Visitors are invited to visit the mill shop, which stocks a unique range of fine quality woollen goods, and other Irish made crafts. Round off the visit by enjoying a delicious homemade snack in the tea-room.
Kerry Woollen Mills is located 9 miles (14km) from Killarney. Visitors should take the Killorglin Road (R562) from Killarney for 8 miles (13km) and turn right at the signpost. One mile further, turn left for 100 yards, then right.
The mill is situated beside the River Gweestin, which joins the River Laune, the main outfall of Killarney Lakes.
The only remaining wall of the original church stands, and walk the short distance to the mill. Founded by the Cistercians in the 12th century, the development of the waterwheels to provide mechanical power was mainly motivated by a desire to give this contemplative order more time for prayer and relection.
The derelict site was wonderfully restored by the Abbey Mills Restoration Trust when they acquired the property in 1989. Besides the impressive waterwheels, the centre now contains an interpretative centre where an audio-visual presentation traces the legacy of the medieval Cistercians in Ireland.

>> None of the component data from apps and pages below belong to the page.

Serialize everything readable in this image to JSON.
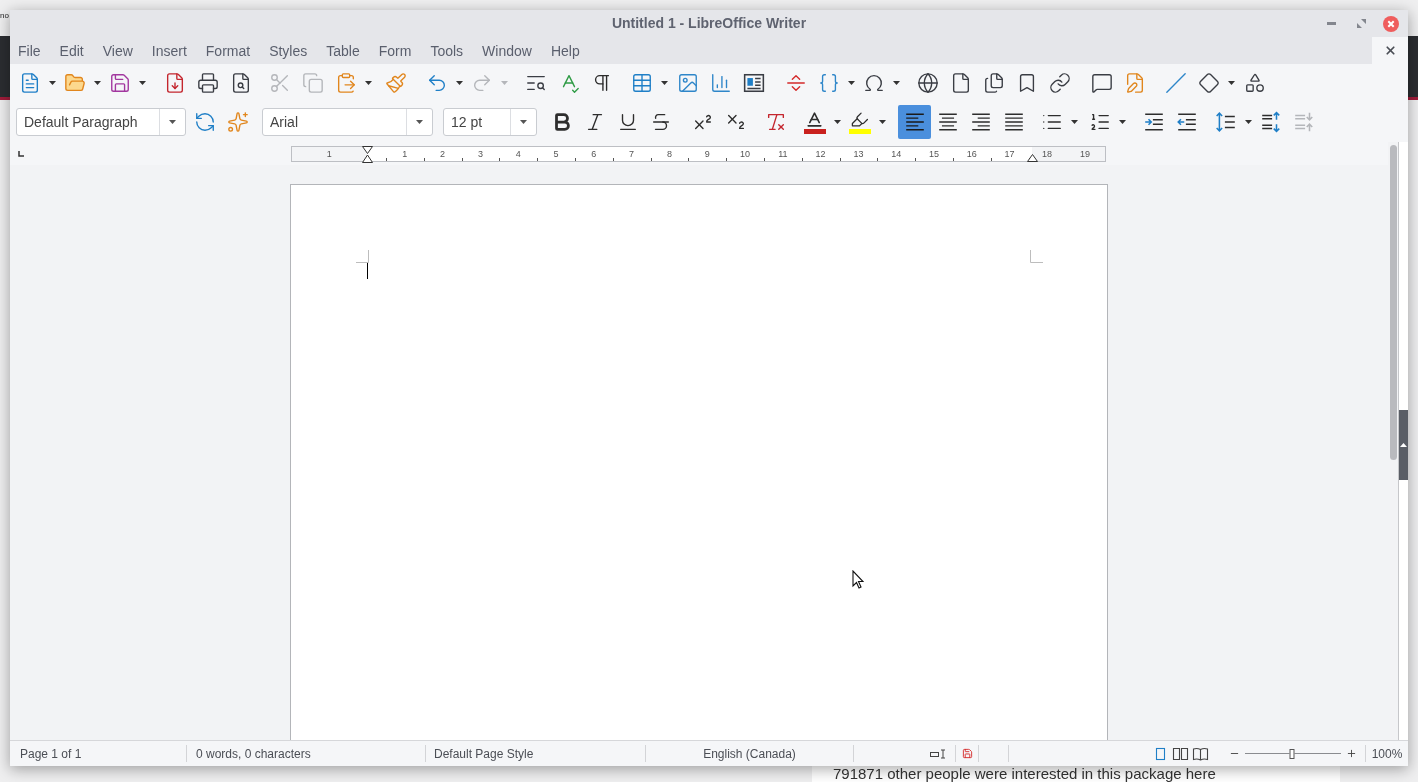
{
  "background_page": {
    "top_left_text": "no",
    "bottom_text": "791871 other people were interested in this package here"
  },
  "window": {
    "title": "Untitled 1 - LibreOffice Writer"
  },
  "menu_bar": [
    "File",
    "Edit",
    "View",
    "Insert",
    "Format",
    "Styles",
    "Table",
    "Form",
    "Tools",
    "Window",
    "Help"
  ],
  "standard_toolbar": [
    {
      "kind": "new",
      "dropdown": true,
      "disabled": false
    },
    {
      "kind": "open",
      "dropdown": true,
      "disabled": false
    },
    {
      "kind": "save",
      "dropdown": true,
      "disabled": false
    },
    {
      "kind": "pdf",
      "dropdown": false,
      "disabled": false
    },
    {
      "kind": "print",
      "dropdown": false,
      "disabled": false
    },
    {
      "kind": "preview",
      "dropdown": false,
      "disabled": false
    },
    {
      "kind": "cut",
      "dropdown": false,
      "disabled": true
    },
    {
      "kind": "copy",
      "dropdown": false,
      "disabled": true
    },
    {
      "kind": "paste",
      "dropdown": true,
      "disabled": false
    },
    {
      "kind": "clone",
      "dropdown": false,
      "disabled": false
    },
    {
      "kind": "undo",
      "dropdown": true,
      "disabled": false
    },
    {
      "kind": "redo",
      "dropdown": true,
      "disabled": true
    },
    {
      "kind": "find",
      "dropdown": false,
      "disabled": false
    },
    {
      "kind": "spelling",
      "dropdown": false,
      "disabled": false
    },
    {
      "kind": "marks",
      "dropdown": false,
      "disabled": false
    },
    {
      "kind": "table",
      "dropdown": true,
      "disabled": false
    },
    {
      "kind": "image",
      "dropdown": false,
      "disabled": false
    },
    {
      "kind": "chart",
      "dropdown": false,
      "disabled": false
    },
    {
      "kind": "textbox",
      "dropdown": false,
      "disabled": false
    },
    {
      "kind": "pagebreak",
      "dropdown": false,
      "disabled": false
    },
    {
      "kind": "field",
      "dropdown": true,
      "disabled": false
    },
    {
      "kind": "special",
      "dropdown": true,
      "disabled": false
    },
    {
      "kind": "hyperlink",
      "dropdown": false,
      "disabled": false
    },
    {
      "kind": "footnote",
      "dropdown": false,
      "disabled": false
    },
    {
      "kind": "endnote",
      "dropdown": false,
      "disabled": false
    },
    {
      "kind": "bookmark",
      "dropdown": false,
      "disabled": false
    },
    {
      "kind": "crossref",
      "dropdown": false,
      "disabled": false
    },
    {
      "kind": "comment",
      "dropdown": false,
      "disabled": false
    },
    {
      "kind": "track",
      "dropdown": false,
      "disabled": false
    },
    {
      "kind": "line",
      "dropdown": false,
      "disabled": false
    },
    {
      "kind": "shapes",
      "dropdown": true,
      "disabled": false
    },
    {
      "kind": "draw",
      "dropdown": false,
      "disabled": false
    }
  ],
  "formatting_toolbar": {
    "paragraph_style": {
      "value": "Default Paragraph"
    },
    "style_buttons": [
      {
        "kind": "update",
        "dropdown": false,
        "disabled": false
      },
      {
        "kind": "newstyle",
        "dropdown": false,
        "disabled": false
      }
    ],
    "font_name": {
      "value": "Arial"
    },
    "font_size": {
      "value": "12 pt"
    },
    "character_buttons": [
      {
        "kind": "bold",
        "dropdown": false,
        "disabled": false
      },
      {
        "kind": "italic",
        "dropdown": false,
        "disabled": false
      },
      {
        "kind": "underline",
        "dropdown": false,
        "disabled": false
      },
      {
        "kind": "strike",
        "dropdown": false,
        "disabled": false
      },
      {
        "kind": "superscript",
        "dropdown": false,
        "disabled": false
      },
      {
        "kind": "subscript",
        "dropdown": false,
        "disabled": false
      },
      {
        "kind": "clear",
        "dropdown": false,
        "disabled": false
      },
      {
        "kind": "fontcolor",
        "dropdown": true,
        "disabled": false
      },
      {
        "kind": "highlight",
        "dropdown": true,
        "disabled": false
      }
    ],
    "alignment": [
      {
        "kind": "left",
        "selected": true
      },
      {
        "kind": "center",
        "selected": false
      },
      {
        "kind": "right",
        "selected": false
      },
      {
        "kind": "justify",
        "selected": false
      }
    ],
    "paragraph_buttons": [
      {
        "kind": "bullets",
        "dropdown": true,
        "disabled": false
      },
      {
        "kind": "numbering",
        "dropdown": true,
        "disabled": false
      },
      {
        "kind": "indent",
        "dropdown": false,
        "disabled": false
      },
      {
        "kind": "outdent",
        "dropdown": false,
        "disabled": false
      },
      {
        "kind": "linespacing",
        "dropdown": true,
        "disabled": false
      },
      {
        "kind": "spacingup",
        "dropdown": false,
        "disabled": false
      },
      {
        "kind": "spacingdown",
        "dropdown": false,
        "disabled": true
      }
    ]
  },
  "ruler": {
    "left_margin_labels": [
      "1"
    ],
    "labels": [
      "1",
      "2",
      "3",
      "4",
      "5",
      "6",
      "7",
      "8",
      "9",
      "10",
      "11",
      "12",
      "13",
      "14",
      "15",
      "16",
      "17"
    ],
    "right_margin_labels": [
      "18",
      "19"
    ]
  },
  "status_bar": {
    "page": "Page 1 of 1",
    "words": "0 words, 0 characters",
    "page_style": "Default Page Style",
    "language": "English (Canada)",
    "modified": true,
    "view_layouts": [
      {
        "kind": "single",
        "selected": true
      },
      {
        "kind": "multi",
        "selected": false
      },
      {
        "kind": "book",
        "selected": false
      }
    ],
    "zoom": {
      "level": 0.49,
      "reading": "100%"
    }
  }
}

A coffee shop will help you relax and enjoy the attractively landscaped grounds.
Located on Rossnowlagh road from Ballyshannon for 500m, turn left and follow signs at Abbey Graveyard.
This historic property, founded in 1919, is now owned by the National Trust and the last working water-driven spade mill in Ireland. Guided tours show the whole fascinating process from heating a block of metal in the forge through to the finished product, while an exhibition on site reveals some of the history and culture of this humble spade. In addition you can explore the mill race and even buy a turf garden spade on site.

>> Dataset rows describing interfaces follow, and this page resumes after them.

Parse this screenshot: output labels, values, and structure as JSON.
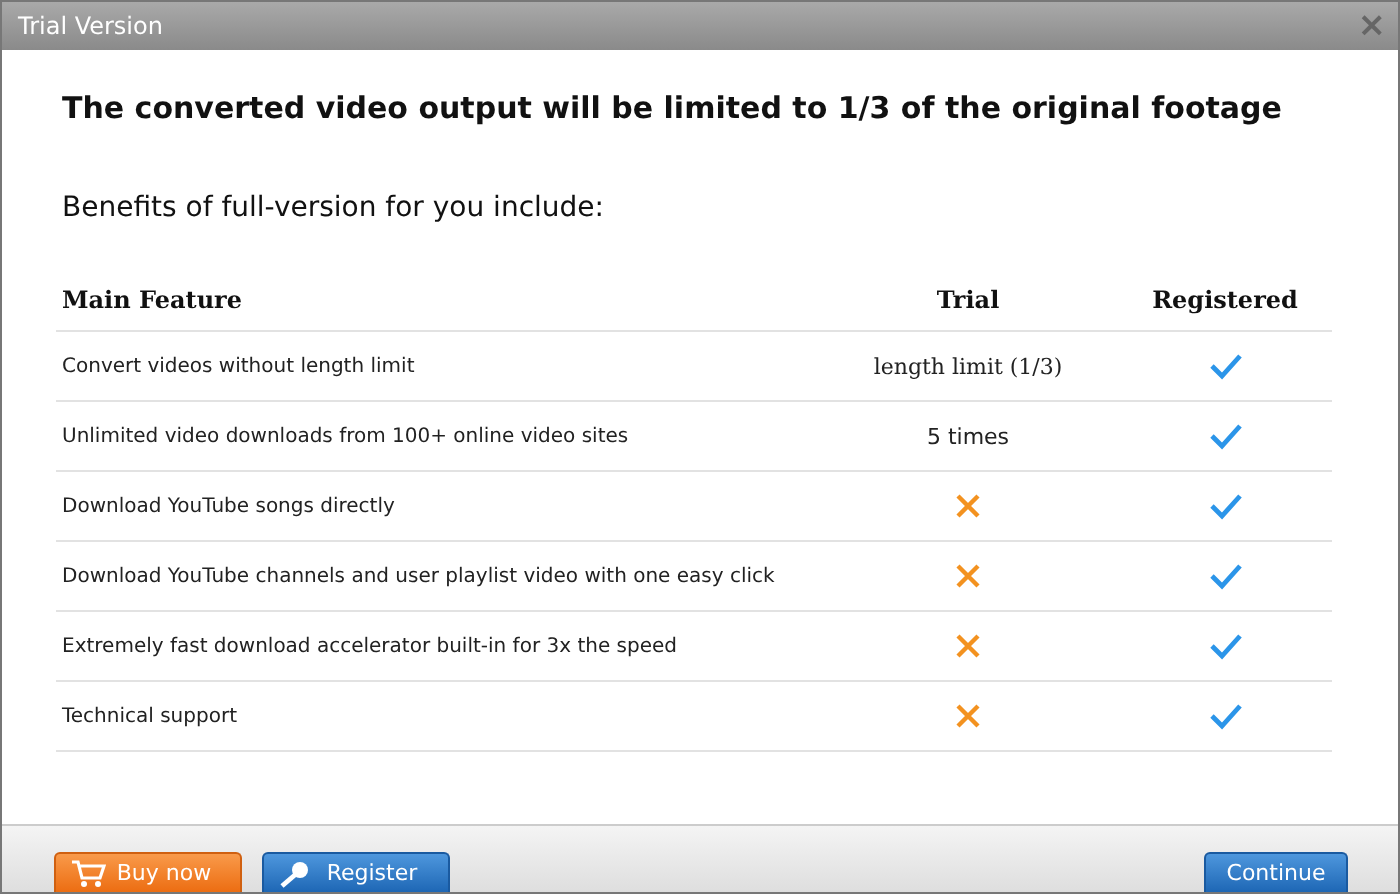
{
  "window": {
    "title": "Trial Version",
    "close": "×"
  },
  "heading": "The converted video output will be limited to 1/3 of the original footage",
  "subheading": "Benefits of full-version for you include:",
  "table": {
    "columns": [
      "Main Feature",
      "Trial",
      "Registered"
    ],
    "rows": [
      {
        "feature": "Convert videos without length limit",
        "trial": {
          "kind": "text",
          "text": "length limit (1/3)",
          "serif": true
        },
        "registered": {
          "kind": "check"
        }
      },
      {
        "feature": "Unlimited video downloads from 100+ online video sites",
        "trial": {
          "kind": "text",
          "text": "5 times",
          "serif": false
        },
        "registered": {
          "kind": "check"
        }
      },
      {
        "feature": "Download YouTube songs directly",
        "trial": {
          "kind": "cross"
        },
        "registered": {
          "kind": "check"
        }
      },
      {
        "feature": "Download YouTube channels and user playlist video with one easy click",
        "trial": {
          "kind": "cross"
        },
        "registered": {
          "kind": "check"
        }
      },
      {
        "feature": "Extremely fast download accelerator built-in for 3x the speed",
        "trial": {
          "kind": "cross"
        },
        "registered": {
          "kind": "check"
        }
      },
      {
        "feature": "Technical support",
        "trial": {
          "kind": "cross"
        },
        "registered": {
          "kind": "check"
        }
      }
    ]
  },
  "buttons": [
    {
      "label": "Buy now",
      "kind": "buy"
    },
    {
      "label": "Register",
      "kind": "register"
    },
    {
      "label": "Continue",
      "kind": "continue"
    }
  ]
}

Through guided tours, the fascinating process of spade making is demonstrated: Heating a billet of metal in the forge Drawing it out on the massive and noisy tilt hammer Applying the lift and dish on a metal press to give the spade its required shape Sharpening and tempering the blade And then fixing the shaft to the blade with rivets, and finishing the spade off ready for distribution.
The mill race can be explored and the remnants of other former industrial processes such as linen beetling and a paper mill can be seen.
There is an excellent exhibition in the reception area, which explains the traditional process and reveals some of the history and culture of the humble spade.
A visit to Patterson’s Spade Mill is a fascinating experience for all the family to enjoy.
The building dates from the late 18th century, but milling has been carried out on the site since 1558 when Thomas Martin was granted a plot of ground here on which to build a mill, subject to a rent of four pence a year. It lay derelict for a number of years but is now fully restored with important features such as the millwheel retained.
Upon arrival each visitor is shown how to bake a loaf of Brown Bread. Each person’s loaf is then put on the oven while a tour of the mill takes place.
The actual tour gives a comprehensive understanding of how the mill works from the receiving of the grain to the cleaning, drying, sieving, grinding and eventual bagging of the finished product (flour).
The few subtle changes in the day-to-day running of the mill from Victorian modern times are explained, as are the workings of the various machines and artefacts including the last working 1846 MacAdam water turbine which still drives the mill today.
We also explain the work involved in the 5-year restoration of the mill which, when purchased in 1990, had lain idle for some 50 years including the transportation and erection of an entire Victorian cutstone building (from Drogheda to Cavan). The building now houses the Bakery facility and coffee shop.
Throughout the restoration, the progress was documented and filmed by noted film-maker Eamon de Buitlear. This has resulted in a 25 minute file on the Mill called ‘A Window on Time – The Re-awakening of the Lifeforce Mill’.